Hans Holbein the Younger was the leading artist of the Northern Renaissance, yet his life and work are not nearly as well-documented as those of his contemporaries Leonardo da Vinci or Michelangelo. That omission has been remedied with this acclaimed study by Oskar Bätschmann and Pascal Griener. Hans Holbein chronicles the life and oeuvre of Holbein (1497/8–1543), as Bätschmann and Griener apply their considerable knowledge to explore the full range of cultural and social influences that affected him and his work. The artist’s friendships with leading thinkers such as Erasmus and Thomas More, the development of his painting style, and the cultural influences on his work are all discussed here in this unparalleled and in-depth biography that will be essential to the bookshelf of every art lover. This second edition includes an expanded introduction and additional images.

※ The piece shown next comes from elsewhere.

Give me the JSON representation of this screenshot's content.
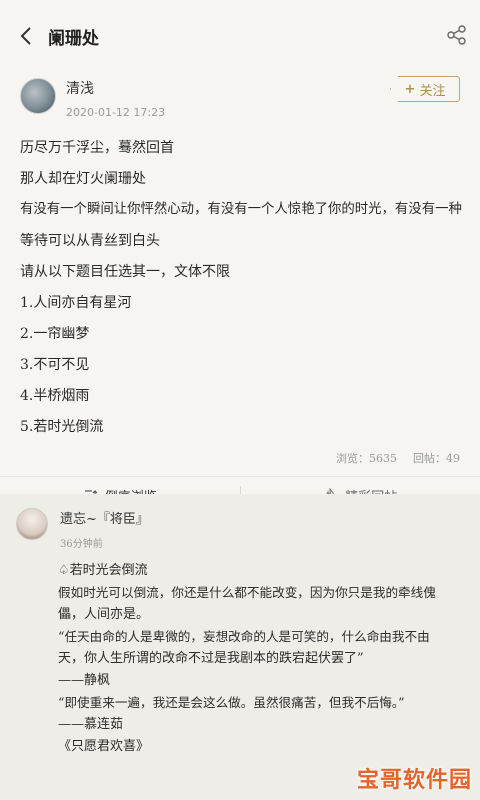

Independence has been a contested issue in Scotland since the region was first invaded by England in 1707, and the realm continues to linger between regional status and full sovereignty. The issue of independence has risen to the forefront of Scottish discussion in the past fifty years, and Murray Pittock offers here an examination of modern Scottish nationalism and what it means for the United Kingdom.
Pittock charts Scotland’s economic, cultural, and social histories, focusing on the history and cultural impact of Scottish cities and industries, the role of multiculturalism in contemporary Scottish society, and the upheaval of devolution, including the 2007 election of Scotland’s first nationalist government. From the architecture and art of Edinburgh and Glasgow to the Scottish Parliament, the book investigates every aspect of modern Scottish society to explain the striking rise of Scottish nationalism since 1960. Now brought up to date and with a new foreword by Scottish First Minister Alex Salmond, The Road to Independence? reveals a new perspective on modern Scottish culture on the eve of Scotland’s referendum on independence from the UK in September 2014.
“Enormously informative and often thought-provoking. . . . This book could hardly be improved on: it’s lively, lucid, witty, beautifully written.”—Scotsman
“A well-arranged exposition of the various pressures and stresses Scottish society has faced and faces still.”—Diplomat